It was a cold foggy night in Gurgaon. A bunch of us from the Wynk team were talking about the shift that entertainment consumers in India are going through. Most were moving from the traditional model of downloading/buying and play to a new-age model of streaming.
For users to make the jump from downloading/buying to streaming and for them to encourage their friends to follow suit, the streaming model had to be equally trusted. This posed one significant challenge. While streaming provides a user with a wider range of music options, the user is also at the mercy of the internet bandwidth that is available to them.
The two main thoughts that came out from our discussion were :
- Streaming content needs to run as fast as downloaded content, so that users get instant gratification.

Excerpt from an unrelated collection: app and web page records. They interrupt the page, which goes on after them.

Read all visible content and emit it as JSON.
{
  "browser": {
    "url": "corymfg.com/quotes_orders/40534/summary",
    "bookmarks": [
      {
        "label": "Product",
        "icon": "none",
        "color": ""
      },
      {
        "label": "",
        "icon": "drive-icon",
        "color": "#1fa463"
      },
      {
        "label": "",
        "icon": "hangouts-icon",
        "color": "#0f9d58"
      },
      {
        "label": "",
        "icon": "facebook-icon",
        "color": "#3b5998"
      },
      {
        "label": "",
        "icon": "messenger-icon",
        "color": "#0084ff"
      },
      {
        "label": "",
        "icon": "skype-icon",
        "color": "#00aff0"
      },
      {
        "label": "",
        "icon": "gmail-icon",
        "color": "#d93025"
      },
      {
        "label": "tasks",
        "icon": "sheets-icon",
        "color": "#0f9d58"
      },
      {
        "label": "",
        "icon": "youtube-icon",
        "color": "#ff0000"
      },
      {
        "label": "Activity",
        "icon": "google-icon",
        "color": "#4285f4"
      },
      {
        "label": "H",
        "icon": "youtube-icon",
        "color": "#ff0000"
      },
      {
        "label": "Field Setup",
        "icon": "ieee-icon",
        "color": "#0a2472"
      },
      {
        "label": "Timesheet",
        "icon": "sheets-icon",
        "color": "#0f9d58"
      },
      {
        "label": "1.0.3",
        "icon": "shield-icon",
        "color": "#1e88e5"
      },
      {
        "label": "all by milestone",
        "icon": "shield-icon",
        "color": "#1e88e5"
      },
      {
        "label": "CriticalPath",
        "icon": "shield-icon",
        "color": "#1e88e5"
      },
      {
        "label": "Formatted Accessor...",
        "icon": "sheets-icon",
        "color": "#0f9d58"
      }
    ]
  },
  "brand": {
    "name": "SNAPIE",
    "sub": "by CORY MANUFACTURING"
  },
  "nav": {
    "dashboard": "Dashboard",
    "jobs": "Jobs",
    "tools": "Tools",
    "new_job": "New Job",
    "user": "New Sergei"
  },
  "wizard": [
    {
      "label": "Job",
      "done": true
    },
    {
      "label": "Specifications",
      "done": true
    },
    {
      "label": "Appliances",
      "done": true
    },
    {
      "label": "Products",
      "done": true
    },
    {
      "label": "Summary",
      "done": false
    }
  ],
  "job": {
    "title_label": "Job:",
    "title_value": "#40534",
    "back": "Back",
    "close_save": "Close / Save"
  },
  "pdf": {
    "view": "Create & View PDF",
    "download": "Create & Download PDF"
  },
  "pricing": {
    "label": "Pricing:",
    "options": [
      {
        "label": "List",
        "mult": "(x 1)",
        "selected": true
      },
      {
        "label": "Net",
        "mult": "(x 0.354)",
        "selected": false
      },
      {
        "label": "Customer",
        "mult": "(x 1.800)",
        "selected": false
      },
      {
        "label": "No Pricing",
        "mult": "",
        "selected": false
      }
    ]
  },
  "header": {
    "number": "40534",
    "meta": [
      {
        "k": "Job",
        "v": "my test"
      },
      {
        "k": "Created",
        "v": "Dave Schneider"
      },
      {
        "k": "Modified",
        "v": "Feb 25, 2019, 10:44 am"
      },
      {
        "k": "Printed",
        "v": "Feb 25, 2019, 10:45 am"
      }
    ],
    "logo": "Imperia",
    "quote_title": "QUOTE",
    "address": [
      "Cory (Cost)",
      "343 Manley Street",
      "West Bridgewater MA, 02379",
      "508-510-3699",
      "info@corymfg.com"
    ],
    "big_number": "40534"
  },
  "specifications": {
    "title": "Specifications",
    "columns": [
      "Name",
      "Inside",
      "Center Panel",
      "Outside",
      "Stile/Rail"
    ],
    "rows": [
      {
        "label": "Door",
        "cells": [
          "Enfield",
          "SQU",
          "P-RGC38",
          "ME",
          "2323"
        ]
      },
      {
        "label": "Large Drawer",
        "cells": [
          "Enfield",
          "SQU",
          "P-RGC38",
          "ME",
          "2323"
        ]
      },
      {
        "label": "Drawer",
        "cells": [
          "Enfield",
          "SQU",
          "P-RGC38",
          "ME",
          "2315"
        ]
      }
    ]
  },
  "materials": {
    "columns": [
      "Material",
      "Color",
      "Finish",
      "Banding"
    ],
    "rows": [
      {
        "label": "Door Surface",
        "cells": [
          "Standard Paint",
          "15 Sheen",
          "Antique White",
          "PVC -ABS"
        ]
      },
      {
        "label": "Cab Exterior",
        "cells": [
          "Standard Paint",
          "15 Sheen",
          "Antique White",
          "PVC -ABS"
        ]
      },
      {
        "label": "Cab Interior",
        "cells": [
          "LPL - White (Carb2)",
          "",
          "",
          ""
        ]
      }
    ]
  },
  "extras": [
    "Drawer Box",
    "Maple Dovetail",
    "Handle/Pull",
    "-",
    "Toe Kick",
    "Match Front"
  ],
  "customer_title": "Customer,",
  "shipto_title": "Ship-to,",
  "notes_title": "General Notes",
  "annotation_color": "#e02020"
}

- A user’s experience should not fluctuate due to changes in internet bandwidth availability.
While most of us forgot about this conversation the next day, Ankit and I decided to take up this challenge. We met again the next day and wrote down the problem on a whiteboard. We figured the most important metric we wanted to impact was:
Click To Play time or CTP (The time it takes for music to play when someone presses play in the Wynk App)
We quickly caught up with our CTO Sudipta. He suggested that instead of trying to tackle this problem for all media streams, we should first solve for this for repeated plays (songs not being played for the first time). It made perfect sense since this category of songs made up 35% of songs played on Wynk.
As good engineers, we asked ourselves what the current metrics looked like. The CTP for majority (75%) of our users was an average of 10 seconds. While this does not seem like much, every millisecond shaved off can make or break the user experience. We set ourselves the audacious goal of reducing this number by 3x.
A bit about music streaming at Wynk
In the old days, streaming an mp3/mp4 file meant downloading it completely and playing it back on the user’s device. Luckily, we have moved beyond the stone age. Streaming at Wynk uses the HLS protocol pioneered at Apple and baked into a forked version of the open source Exoplayer by Google. The way it works is that each song is broken into:
- 1 master file (which contains URLs to index files of different bit-rates)
- Index files (which contain URLs to 10 second segments)
- 10 second segment files.
Sample Master File
Sample index file
Coming back to the audacious goal
To reduce the CTP by 3x, we analyzed the entire cycle of playback and listed various points where we could potentially impact the CTP.
The first thing we tackled were API calls that were made when starting playback of a song. Typically every playback required a minimum of 4 API calls.The first to fetch the authenticated master URL. The second to fetch the actual master file. The third to fetch the right index file (as determined by bandwidth) and the fourth to fetch the first segment file. However, we realised that for previously played files, we could exclude the first 2 calls if we already had the master and the index file in the user’s cache. This would mean instantaneous play back 🙂 By using this approach, we were able to modify our code to use local data (if the data was present in the user’s cache) instead of the API calls.
For the above change to show its true potential, we also had to improve our caching. This brings us to second improvement we took up — the cache.
The LRU (Least Recently Used) cache is a cache replacement algorithm that clears the cache of the least recently used (touched) files. A simplified version of our vanilla LRU cache works like this.
When the cache is full and we had to store a new song in it, we just deleted the earliest touched files (including the masterfile/the index file and all segments). This meant that at any point of time, only a small number of songs could be instantly started.
We had to modify the LRU cache to be able to start as many songs as possible instantaneously. So we optimized the LRU cache to prioritize master/index and first segment files over others.
Which means now when the cache was overflowing, instead of deleting the entire song we only deleted the fourth segment onward. This allows for more songs to start playing instantaneously and continue playing over streaming.
Comparing the vanilla LRU cache and the V2 LRU cache, we can see that a lot more songs can now be played instantaneously.
Even after these modifications, we realised that some users were facing long CTP times. Upon closer inspection, we figured this almost always happened to users who faced a sudden change in bandwidth while streaming music. We further investigated and found that due to the change in bandwidth, the Wynk player was requesting a higher quality stream from the server (lets say 320kbps) while making the user wait even though there was a lower quality stream in the cache (let’s say 128 kbps). We quickly made the change to allow the player to fallback on the lower quality stream and continue playback while fetching the higher quality stream in tandem and switched to the higher quality as soon as it was available.
The combination of the above changes brought the CTP time down from 10 seconds to 2.8 seconds — and we beat our audacious goal of reducing the time by 3x! Our users have now enjoyed more than 5 billion songs with low wait times — thanks to that impromptu discussion that night and our engineering leadership’s trust that anyone in the team can come up and execute user centric ideas even if it affects the very core of our product.